> [AIM OF THE EXERCISE] Could each entry be returned exactly as it appears?

> [RECORDS FOR THE EXERCISE]
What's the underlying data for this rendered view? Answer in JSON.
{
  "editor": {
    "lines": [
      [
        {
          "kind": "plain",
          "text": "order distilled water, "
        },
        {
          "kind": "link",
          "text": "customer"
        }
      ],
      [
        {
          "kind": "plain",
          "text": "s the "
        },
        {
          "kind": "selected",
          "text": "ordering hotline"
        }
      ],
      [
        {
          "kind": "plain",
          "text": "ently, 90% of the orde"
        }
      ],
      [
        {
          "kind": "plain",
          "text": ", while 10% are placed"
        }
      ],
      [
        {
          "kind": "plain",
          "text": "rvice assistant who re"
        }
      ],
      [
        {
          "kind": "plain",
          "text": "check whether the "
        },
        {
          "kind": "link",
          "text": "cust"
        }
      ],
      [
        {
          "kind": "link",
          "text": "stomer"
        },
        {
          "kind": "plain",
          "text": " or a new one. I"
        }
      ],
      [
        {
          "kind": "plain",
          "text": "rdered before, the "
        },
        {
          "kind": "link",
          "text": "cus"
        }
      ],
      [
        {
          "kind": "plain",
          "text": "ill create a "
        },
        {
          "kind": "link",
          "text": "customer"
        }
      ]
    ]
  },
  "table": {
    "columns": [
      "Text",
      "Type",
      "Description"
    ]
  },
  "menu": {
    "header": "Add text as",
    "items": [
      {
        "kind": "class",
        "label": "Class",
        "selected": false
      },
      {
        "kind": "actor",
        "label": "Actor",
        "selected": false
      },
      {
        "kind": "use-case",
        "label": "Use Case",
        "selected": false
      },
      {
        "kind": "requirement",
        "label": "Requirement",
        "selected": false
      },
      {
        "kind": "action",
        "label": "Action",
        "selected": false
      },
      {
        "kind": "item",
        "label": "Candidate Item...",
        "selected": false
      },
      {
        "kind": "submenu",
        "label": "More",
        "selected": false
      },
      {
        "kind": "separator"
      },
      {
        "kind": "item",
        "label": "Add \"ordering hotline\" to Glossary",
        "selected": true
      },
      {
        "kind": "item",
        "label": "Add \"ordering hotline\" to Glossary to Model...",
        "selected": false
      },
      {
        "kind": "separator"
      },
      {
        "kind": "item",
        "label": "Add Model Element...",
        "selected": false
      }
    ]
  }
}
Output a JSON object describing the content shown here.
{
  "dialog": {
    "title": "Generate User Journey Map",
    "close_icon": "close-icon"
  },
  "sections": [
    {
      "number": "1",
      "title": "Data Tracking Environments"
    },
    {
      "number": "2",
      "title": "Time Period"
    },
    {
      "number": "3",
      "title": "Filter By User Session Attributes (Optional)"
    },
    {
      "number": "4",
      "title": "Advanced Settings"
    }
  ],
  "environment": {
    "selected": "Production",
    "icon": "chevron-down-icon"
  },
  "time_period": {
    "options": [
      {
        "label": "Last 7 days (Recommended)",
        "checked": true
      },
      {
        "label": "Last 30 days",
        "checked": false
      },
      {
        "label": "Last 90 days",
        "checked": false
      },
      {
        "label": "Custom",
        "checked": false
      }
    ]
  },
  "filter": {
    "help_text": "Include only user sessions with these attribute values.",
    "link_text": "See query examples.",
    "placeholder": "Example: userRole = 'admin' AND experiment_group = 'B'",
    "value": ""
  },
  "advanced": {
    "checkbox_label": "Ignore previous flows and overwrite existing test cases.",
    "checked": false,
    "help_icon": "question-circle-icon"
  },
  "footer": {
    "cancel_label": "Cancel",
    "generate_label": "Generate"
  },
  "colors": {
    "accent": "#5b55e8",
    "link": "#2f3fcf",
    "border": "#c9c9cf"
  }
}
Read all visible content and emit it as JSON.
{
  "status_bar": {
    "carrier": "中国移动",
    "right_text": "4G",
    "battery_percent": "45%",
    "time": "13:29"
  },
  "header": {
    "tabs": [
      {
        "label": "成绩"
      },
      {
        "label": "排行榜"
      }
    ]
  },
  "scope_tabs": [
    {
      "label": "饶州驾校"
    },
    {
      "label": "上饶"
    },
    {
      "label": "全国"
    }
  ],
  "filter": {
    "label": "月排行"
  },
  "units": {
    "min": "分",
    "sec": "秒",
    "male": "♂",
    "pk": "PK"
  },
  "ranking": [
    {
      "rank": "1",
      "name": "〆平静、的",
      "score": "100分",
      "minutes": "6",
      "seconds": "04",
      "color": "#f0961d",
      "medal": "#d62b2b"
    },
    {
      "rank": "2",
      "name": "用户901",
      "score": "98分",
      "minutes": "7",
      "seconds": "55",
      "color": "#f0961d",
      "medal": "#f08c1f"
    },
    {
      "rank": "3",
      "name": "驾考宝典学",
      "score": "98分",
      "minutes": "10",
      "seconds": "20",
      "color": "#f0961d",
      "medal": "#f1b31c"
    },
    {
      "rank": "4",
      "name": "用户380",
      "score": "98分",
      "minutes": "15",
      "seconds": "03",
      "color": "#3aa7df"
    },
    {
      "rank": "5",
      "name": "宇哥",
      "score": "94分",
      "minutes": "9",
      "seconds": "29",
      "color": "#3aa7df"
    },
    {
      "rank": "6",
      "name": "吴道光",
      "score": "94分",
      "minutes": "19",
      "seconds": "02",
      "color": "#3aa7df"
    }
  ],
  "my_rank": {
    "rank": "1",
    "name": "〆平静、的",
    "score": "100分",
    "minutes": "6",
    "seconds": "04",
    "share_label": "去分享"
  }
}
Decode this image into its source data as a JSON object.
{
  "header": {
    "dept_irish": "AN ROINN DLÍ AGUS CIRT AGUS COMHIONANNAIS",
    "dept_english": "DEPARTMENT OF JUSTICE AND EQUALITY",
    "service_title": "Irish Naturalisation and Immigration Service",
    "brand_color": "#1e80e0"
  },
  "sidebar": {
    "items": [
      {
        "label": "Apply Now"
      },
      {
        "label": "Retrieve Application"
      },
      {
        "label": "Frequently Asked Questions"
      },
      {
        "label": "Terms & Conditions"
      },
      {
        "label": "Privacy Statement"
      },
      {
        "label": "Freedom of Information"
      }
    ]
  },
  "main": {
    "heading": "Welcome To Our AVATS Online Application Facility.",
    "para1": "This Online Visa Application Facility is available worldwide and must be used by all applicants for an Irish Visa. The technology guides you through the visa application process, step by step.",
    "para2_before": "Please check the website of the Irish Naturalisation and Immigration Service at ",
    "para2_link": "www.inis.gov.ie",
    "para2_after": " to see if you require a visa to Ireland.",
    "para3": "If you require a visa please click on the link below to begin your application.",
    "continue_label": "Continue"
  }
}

> [EXERCISE SOLUTION]
What's the underlying data for this rendered view? Answer in JSON.
{
  "editor": {
    "lines": [
      [
        {
          "kind": "plain",
          "text": "order distilled water, "
        },
        {
          "kind": "link",
          "text": "customer"
        }
      ],
      [
        {
          "kind": "plain",
          "text": "s the "
        },
        {
          "kind": "selected",
          "text": "ordering hotline"
        }
      ],
      [
        {
          "kind": "plain",
          "text": "ently, 90% of the orde"
        }
      ],
      [
        {
          "kind": "plain",
          "text": ", while 10% are placed"
        }
      ],
      [
        {
          "kind": "plain",
          "text": "rvice assistant who re"
        }
      ],
      [
        {
          "kind": "plain",
          "text": "check whether the "
        },
        {
          "kind": "link",
          "text": "cust"
        }
      ],
      [
        {
          "kind": "link",
          "text": "stomer"
        },
        {
          "kind": "plain",
          "text": " or a new one. I"
        }
      ],
      [
        {
          "kind": "plain",
          "text": "rdered before, the "
        },
        {
          "kind": "link",
          "text": "cus"
        }
      ],
      [
        {
          "kind": "plain",
          "text": "ill create a "
        },
        {
          "kind": "link",
          "text": "customer"
        }
      ]
    ]
  },
  "table": {
    "columns": [
      "Text",
      "Type",
      "Description"
    ]
  },
  "menu": {
    "header": "Add text as",
    "items": [
      {
        "kind": "class",
        "label": "Class",
        "selected": false
      },
      {
        "kind": "actor",
        "label": "Actor",
        "selected": false
      },
      {
        "kind": "use-case",
        "label": "Use Case",
        "selected": false
      },
      {
        "kind": "requirement",
        "label": "Requirement",
        "selected": false
      },
      {
        "kind": "action",
        "label": "Action",
        "selected": false
      },
      {
        "kind": "item",
        "label": "Candidate Item...",
        "selected": false
      },
      {
        "kind": "submenu",
        "label": "More",
        "selected": false
      },
      {
        "kind": "separator"
      },
      {
        "kind": "item",
        "label": "Add \"ordering hotline\" to Glossary",
        "selected": true
      },
      {
        "kind": "item",
        "label": "Add \"ordering hotline\" to Glossary to Model...",
        "selected": false
      },
      {
        "kind": "separator"
      },
      {
        "kind": "item",
        "label": "Add Model Element...",
        "selected": false
      }
    ]
  }
}
Output a JSON object describing the content shown here.
{
  "dialog": {
    "title": "Generate User Journey Map",
    "close_icon": "close-icon"
  },
  "sections": [
    {
      "number": "1",
      "title": "Data Tracking Environments"
    },
    {
      "number": "2",
      "title": "Time Period"
    },
    {
      "number": "3",
      "title": "Filter By User Session Attributes (Optional)"
    },
    {
      "number": "4",
      "title": "Advanced Settings"
    }
  ],
  "environment": {
    "selected": "Production",
    "icon": "chevron-down-icon"
  },
  "time_period": {
    "options": [
      {
        "label": "Last 7 days (Recommended)",
        "checked": true
      },
      {
        "label": "Last 30 days",
        "checked": false
      },
      {
        "label": "Last 90 days",
        "checked": false
      },
      {
        "label": "Custom",
        "checked": false
      }
    ]
  },
  "filter": {
    "help_text": "Include only user sessions with these attribute values.",
    "link_text": "See query examples.",
    "placeholder": "Example: userRole = 'admin' AND experiment_group = 'B'",
    "value": ""
  },
  "advanced": {
    "checkbox_label": "Ignore previous flows and overwrite existing test cases.",
    "checked": false,
    "help_icon": "question-circle-icon"
  },
  "footer": {
    "cancel_label": "Cancel",
    "generate_label": "Generate"
  },
  "colors": {
    "accent": "#5b55e8",
    "link": "#2f3fcf",
    "border": "#c9c9cf"
  }
}
Read all visible content and emit it as JSON.
{
  "status_bar": {
    "carrier": "中国移动",
    "right_text": "4G",
    "battery_percent": "45%",
    "time": "13:29"
  },
  "header": {
    "tabs": [
      {
        "label": "成绩"
      },
      {
        "label": "排行榜"
      }
    ]
  },
  "scope_tabs": [
    {
      "label": "饶州驾校"
    },
    {
      "label": "上饶"
    },
    {
      "label": "全国"
    }
  ],
  "filter": {
    "label": "月排行"
  },
  "units": {
    "min": "分",
    "sec": "秒",
    "male": "♂",
    "pk": "PK"
  },
  "ranking": [
    {
      "rank": "1",
      "name": "〆平静、的",
      "score": "100分",
      "minutes": "6",
      "seconds": "04",
      "color": "#f0961d",
      "medal": "#d62b2b"
    },
    {
      "rank": "2",
      "name": "用户901",
      "score": "98分",
      "minutes": "7",
      "seconds": "55",
      "color": "#f0961d",
      "medal": "#f08c1f"
    },
    {
      "rank": "3",
      "name": "驾考宝典学",
      "score": "98分",
      "minutes": "10",
      "seconds": "20",
      "color": "#f0961d",
      "medal": "#f1b31c"
    },
    {
      "rank": "4",
      "name": "用户380",
      "score": "98分",
      "minutes": "15",
      "seconds": "03",
      "color": "#3aa7df"
    },
    {
      "rank": "5",
      "name": "宇哥",
      "score": "94分",
      "minutes": "9",
      "seconds": "29",
      "color": "#3aa7df"
    },
    {
      "rank": "6",
      "name": "吴道光",
      "score": "94分",
      "minutes": "19",
      "seconds": "02",
      "color": "#3aa7df"
    }
  ],
  "my_rank": {
    "rank": "1",
    "name": "〆平静、的",
    "score": "100分",
    "minutes": "6",
    "seconds": "04",
    "share_label": "去分享"
  }
}
Decode this image into its source data as a JSON object.
{
  "header": {
    "dept_irish": "AN ROINN DLÍ AGUS CIRT AGUS COMHIONANNAIS",
    "dept_english": "DEPARTMENT OF JUSTICE AND EQUALITY",
    "service_title": "Irish Naturalisation and Immigration Service",
    "brand_color": "#1e80e0"
  },
  "sidebar": {
    "items": [
      {
        "label": "Apply Now"
      },
      {
        "label": "Retrieve Application"
      },
      {
        "label": "Frequently Asked Questions"
      },
      {
        "label": "Terms & Conditions"
      },
      {
        "label": "Privacy Statement"
      },
      {
        "label": "Freedom of Information"
      }
    ]
  },
  "main": {
    "heading": "Welcome To Our AVATS Online Application Facility.",
    "para1": "This Online Visa Application Facility is available worldwide and must be used by all applicants for an Irish Visa. The technology guides you through the visa application process, step by step.",
    "para2_before": "Please check the website of the Irish Naturalisation and Immigration Service at ",
    "para2_link": "www.inis.gov.ie",
    "para2_after": " to see if you require a visa to Ireland.",
    "para3": "If you require a visa please click on the link below to begin your application.",
    "continue_label": "Continue"
  }
}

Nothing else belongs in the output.